Medical identity theft is the fastest-growing type of identity theft. It can involve the theft of a patient’s health information or the theft of a physician’s professional identifiers. Although physicians are implicated by both types, the latter can create substantial professional and financial harm for physicians. In fact, a Ponemon Institute survey estimated that resolving medical identity theft on average takes more than one (1) year and costs more than $22,000.
Physician identity theft arises when a physician’s professional identifiers are used either to bill for services that are not actually provided or to order fraudulent prescriptions or medical devices. A major contributor to physician medical identity theft is the widespread availability of physicians’ professional identifiers, which are publically available on the National Provider Identifier (“NPI”) registry website. A basic search for a physician reveals the physician’s NPI number, license number, licensing state, and taxonomy.
Until physicians’ professional identifiers are preserved as confidential, risk averse physicians should take steps to protect their identity. Physicians should consider: (1) educating patients on the importance of reviewing Medicare summary notices and the explanations of benefits; (2) confirming the accuracy and currency of the information contained on the NPI registry website; and (3) verifying and updating their enrollment information at the Provider Enrollment, Chain and Ownership System website.
Note: This general summary of the law should not be used to solve individual problems since slight changes in the fact situation may require a material variance in the applicable legal advice.

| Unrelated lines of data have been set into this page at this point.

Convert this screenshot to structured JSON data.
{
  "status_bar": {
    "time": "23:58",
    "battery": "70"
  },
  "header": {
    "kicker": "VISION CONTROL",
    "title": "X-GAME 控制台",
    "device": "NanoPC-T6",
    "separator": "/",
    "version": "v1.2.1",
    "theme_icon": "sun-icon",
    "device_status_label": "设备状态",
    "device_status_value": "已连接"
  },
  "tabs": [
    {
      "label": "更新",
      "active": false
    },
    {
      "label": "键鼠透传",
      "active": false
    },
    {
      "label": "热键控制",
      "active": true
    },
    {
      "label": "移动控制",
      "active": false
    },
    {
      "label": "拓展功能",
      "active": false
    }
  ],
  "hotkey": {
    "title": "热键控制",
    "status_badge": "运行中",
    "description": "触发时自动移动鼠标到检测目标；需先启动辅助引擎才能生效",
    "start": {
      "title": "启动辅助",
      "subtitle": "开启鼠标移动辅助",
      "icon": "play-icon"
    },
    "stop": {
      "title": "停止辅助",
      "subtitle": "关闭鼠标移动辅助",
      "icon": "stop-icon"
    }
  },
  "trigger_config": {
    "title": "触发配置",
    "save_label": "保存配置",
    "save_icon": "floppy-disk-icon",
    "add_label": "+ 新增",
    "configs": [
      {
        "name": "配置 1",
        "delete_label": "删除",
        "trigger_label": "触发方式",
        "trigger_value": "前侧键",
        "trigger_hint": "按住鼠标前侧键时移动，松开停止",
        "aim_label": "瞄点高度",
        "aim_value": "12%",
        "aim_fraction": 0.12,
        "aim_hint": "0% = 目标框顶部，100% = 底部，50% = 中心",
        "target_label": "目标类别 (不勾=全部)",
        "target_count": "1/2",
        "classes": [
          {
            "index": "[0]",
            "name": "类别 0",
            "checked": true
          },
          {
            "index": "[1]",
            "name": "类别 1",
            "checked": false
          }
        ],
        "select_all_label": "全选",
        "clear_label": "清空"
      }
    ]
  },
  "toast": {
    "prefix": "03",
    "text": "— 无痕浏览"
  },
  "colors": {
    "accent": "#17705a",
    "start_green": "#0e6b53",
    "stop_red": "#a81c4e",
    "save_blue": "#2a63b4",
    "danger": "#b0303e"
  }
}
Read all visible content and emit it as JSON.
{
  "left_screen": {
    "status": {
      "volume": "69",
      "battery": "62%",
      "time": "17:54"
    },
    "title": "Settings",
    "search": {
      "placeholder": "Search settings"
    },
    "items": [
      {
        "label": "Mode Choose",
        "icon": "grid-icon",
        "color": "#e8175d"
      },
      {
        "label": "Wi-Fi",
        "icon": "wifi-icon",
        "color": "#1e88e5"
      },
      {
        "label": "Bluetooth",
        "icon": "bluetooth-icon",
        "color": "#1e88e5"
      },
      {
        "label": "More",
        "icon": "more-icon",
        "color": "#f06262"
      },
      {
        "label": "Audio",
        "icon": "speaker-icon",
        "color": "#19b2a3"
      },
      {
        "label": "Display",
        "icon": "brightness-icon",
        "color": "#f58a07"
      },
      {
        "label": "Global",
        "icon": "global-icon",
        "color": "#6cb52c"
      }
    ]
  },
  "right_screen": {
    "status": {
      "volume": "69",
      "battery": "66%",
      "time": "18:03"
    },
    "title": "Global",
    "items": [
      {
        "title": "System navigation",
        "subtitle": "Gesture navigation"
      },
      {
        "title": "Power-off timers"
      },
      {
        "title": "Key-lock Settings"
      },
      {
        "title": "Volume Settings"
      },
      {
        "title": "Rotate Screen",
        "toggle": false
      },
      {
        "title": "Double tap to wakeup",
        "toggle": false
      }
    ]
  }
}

T.J. Evans is an attorney with Krugliak, Wilkins, Griffiths & Dougherty Co., L.P.A.